_Problem_: Read through the entries below and copy each line where "repository" turns up.

_Exercise data_:

>>>>>

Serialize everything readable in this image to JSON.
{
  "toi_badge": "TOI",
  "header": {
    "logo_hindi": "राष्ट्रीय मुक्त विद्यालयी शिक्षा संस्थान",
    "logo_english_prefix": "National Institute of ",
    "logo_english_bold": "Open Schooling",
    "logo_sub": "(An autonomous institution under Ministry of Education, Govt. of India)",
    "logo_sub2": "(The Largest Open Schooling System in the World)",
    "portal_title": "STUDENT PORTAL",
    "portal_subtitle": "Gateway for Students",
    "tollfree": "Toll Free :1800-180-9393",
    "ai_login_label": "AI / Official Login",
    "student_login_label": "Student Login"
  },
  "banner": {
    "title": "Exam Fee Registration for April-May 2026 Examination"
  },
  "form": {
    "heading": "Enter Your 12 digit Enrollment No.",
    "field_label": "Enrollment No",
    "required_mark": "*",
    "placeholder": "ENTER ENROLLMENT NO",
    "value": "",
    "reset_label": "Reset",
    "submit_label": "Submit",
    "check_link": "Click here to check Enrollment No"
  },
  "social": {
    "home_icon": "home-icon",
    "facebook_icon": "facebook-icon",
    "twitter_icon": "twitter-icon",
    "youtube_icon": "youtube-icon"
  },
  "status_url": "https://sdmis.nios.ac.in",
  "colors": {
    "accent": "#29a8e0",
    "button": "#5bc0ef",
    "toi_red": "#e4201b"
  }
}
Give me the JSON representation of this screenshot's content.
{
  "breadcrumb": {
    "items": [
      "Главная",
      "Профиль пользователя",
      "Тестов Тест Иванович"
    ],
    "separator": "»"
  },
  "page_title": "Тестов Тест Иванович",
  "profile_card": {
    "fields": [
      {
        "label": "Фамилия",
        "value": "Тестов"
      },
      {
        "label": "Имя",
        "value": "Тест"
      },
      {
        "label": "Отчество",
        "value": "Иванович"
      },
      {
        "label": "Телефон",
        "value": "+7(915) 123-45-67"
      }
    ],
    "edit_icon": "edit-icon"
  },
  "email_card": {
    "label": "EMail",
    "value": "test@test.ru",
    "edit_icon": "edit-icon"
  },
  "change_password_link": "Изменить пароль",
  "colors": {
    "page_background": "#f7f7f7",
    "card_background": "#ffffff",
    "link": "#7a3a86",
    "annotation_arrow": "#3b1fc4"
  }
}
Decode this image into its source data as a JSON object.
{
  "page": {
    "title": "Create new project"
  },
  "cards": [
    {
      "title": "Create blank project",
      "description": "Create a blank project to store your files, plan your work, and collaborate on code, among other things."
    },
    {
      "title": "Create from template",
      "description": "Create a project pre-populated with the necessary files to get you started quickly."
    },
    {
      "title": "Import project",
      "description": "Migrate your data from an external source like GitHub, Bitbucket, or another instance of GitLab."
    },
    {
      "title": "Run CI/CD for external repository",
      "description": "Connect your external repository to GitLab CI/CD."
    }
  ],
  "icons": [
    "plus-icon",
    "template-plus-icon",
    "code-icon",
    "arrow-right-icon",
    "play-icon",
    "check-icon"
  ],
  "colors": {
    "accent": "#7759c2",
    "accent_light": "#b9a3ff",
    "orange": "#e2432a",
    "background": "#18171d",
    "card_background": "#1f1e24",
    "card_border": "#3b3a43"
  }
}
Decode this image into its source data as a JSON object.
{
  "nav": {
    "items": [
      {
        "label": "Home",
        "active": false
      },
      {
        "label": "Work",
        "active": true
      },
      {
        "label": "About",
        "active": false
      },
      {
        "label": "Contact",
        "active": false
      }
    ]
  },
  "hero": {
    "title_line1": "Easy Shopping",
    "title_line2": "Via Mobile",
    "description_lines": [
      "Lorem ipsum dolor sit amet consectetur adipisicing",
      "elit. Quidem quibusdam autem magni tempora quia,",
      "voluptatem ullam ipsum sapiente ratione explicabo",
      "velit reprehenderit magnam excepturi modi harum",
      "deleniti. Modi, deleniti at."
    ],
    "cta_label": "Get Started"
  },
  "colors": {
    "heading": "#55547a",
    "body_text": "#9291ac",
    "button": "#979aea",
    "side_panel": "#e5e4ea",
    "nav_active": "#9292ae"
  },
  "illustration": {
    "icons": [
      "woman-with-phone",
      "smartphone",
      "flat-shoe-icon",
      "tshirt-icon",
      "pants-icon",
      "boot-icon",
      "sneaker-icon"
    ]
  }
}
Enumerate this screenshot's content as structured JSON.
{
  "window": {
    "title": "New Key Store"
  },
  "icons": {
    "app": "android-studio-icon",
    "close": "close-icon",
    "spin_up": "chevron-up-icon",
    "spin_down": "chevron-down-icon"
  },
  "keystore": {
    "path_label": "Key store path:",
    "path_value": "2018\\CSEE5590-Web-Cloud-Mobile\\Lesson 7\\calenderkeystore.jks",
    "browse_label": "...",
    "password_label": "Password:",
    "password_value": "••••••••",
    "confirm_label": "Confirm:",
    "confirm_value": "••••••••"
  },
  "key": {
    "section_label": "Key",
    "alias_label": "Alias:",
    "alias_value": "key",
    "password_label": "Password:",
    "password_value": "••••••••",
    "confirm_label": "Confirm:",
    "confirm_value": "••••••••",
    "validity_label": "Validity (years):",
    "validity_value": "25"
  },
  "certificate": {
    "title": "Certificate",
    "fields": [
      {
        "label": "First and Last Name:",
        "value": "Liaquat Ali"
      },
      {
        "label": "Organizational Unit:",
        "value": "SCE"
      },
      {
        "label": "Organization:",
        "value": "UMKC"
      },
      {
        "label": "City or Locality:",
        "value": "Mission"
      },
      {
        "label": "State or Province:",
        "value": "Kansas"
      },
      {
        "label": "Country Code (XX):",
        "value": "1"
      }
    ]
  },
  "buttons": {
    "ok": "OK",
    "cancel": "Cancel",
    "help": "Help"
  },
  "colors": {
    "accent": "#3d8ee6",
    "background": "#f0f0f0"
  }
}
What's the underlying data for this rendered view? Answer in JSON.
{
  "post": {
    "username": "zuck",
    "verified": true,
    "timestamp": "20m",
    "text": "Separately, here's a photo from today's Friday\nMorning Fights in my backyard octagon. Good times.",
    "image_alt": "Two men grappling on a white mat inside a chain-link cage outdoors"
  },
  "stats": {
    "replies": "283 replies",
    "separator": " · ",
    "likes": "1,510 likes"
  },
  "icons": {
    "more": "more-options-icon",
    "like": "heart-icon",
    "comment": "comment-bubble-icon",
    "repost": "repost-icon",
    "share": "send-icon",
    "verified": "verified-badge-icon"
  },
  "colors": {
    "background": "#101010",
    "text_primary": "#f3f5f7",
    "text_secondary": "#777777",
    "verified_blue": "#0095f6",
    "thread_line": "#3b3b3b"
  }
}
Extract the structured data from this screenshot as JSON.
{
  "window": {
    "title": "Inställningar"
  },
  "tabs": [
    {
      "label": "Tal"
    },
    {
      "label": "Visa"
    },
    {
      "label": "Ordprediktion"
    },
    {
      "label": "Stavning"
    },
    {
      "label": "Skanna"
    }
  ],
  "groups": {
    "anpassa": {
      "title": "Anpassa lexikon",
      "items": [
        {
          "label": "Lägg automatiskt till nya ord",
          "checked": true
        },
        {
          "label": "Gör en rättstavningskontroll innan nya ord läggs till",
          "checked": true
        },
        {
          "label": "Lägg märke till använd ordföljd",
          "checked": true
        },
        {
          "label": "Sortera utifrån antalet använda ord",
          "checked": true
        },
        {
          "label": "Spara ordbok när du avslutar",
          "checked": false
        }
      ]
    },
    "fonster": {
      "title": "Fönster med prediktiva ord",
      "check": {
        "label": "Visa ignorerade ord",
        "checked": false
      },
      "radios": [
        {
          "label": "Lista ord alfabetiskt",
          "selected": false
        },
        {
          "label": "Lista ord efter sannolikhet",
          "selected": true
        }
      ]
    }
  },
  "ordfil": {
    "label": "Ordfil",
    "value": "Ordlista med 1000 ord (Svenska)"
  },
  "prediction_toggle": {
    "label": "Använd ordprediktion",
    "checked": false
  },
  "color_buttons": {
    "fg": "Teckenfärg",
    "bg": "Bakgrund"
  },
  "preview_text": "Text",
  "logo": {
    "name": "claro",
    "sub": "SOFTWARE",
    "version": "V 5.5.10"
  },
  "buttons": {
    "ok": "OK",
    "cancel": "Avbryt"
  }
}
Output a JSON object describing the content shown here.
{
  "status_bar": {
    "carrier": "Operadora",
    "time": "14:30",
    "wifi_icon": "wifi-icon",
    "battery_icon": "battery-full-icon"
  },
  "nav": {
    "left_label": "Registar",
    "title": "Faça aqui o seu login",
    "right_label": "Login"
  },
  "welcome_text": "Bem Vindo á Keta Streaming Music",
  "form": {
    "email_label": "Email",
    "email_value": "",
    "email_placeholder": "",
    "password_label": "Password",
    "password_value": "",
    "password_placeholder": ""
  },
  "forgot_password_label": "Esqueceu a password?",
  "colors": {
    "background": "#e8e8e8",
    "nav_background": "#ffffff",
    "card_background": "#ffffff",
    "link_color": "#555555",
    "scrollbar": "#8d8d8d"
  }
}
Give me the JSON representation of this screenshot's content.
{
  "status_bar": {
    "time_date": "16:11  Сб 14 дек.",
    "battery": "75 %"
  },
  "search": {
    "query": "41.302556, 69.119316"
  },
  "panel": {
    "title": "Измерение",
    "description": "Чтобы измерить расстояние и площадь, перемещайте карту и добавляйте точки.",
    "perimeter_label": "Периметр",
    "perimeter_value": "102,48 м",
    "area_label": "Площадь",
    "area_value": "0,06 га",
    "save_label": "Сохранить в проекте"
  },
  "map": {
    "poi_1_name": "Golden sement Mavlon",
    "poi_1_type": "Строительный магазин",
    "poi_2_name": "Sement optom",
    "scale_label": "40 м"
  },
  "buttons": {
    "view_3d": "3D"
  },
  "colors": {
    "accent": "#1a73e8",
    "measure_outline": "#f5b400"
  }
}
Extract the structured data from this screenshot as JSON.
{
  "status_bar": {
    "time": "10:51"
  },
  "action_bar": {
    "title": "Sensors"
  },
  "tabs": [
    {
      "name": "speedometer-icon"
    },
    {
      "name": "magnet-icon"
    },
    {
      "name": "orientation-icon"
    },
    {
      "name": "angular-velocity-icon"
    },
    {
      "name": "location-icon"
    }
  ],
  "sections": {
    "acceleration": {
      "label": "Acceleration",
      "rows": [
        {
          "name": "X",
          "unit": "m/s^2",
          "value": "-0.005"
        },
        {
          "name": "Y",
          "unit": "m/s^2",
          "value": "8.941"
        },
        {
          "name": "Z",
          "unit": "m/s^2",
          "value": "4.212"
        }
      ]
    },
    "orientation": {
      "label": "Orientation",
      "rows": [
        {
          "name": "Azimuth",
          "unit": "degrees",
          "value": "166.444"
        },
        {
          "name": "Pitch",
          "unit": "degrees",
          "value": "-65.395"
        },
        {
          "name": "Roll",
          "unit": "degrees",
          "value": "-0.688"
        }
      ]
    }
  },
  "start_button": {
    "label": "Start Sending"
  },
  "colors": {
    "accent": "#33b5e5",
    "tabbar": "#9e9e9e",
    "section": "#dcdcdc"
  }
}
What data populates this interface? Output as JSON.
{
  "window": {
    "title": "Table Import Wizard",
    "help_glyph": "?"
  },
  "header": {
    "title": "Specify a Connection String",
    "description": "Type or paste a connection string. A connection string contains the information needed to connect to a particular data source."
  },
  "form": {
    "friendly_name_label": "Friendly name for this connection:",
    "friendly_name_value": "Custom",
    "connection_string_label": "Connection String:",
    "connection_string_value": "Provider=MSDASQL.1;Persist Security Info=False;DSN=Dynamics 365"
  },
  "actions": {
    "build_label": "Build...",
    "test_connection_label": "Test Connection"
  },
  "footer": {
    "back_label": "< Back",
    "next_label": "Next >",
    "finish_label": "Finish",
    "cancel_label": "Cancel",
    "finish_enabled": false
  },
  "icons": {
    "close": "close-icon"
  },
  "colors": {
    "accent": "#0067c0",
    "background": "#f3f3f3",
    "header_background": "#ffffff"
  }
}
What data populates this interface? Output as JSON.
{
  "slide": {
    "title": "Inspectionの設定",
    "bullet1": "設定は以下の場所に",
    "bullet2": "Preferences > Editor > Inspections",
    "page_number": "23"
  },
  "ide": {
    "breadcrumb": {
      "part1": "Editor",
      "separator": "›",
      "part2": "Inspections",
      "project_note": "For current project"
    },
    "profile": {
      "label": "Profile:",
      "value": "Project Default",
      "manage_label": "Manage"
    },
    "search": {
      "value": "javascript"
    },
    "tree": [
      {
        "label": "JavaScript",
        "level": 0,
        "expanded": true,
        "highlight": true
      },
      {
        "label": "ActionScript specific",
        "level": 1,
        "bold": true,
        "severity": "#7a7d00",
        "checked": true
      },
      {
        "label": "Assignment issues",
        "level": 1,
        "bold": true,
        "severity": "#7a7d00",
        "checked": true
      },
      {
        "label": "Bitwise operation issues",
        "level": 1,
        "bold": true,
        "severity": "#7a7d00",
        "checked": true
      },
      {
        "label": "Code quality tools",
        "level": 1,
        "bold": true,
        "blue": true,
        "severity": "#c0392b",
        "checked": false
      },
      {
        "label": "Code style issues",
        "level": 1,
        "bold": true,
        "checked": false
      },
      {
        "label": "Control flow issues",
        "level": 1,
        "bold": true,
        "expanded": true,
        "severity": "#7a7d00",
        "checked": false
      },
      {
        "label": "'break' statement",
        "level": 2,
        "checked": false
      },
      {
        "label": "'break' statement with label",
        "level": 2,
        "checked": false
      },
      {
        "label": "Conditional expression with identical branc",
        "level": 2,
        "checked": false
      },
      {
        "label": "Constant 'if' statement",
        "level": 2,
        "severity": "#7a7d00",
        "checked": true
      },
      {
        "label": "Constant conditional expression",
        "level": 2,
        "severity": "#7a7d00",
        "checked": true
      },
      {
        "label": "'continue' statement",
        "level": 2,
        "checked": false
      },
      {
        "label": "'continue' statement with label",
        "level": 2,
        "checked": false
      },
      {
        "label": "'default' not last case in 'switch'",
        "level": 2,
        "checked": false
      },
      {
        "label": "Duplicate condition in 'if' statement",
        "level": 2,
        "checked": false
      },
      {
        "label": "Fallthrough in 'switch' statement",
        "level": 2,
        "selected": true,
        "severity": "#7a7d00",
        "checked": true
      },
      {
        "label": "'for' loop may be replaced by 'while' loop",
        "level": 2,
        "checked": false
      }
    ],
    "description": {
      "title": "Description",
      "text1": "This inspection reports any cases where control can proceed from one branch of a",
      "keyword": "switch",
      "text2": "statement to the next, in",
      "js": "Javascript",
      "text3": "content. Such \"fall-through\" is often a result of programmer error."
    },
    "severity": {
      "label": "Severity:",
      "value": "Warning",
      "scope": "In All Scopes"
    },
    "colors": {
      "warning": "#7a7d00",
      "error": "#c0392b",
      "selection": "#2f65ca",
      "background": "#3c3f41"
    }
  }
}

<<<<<

_Task answer_:
      "title": "Run CI/CD for external repository",
      "description": "Connect your external repository to GitLab CI/CD."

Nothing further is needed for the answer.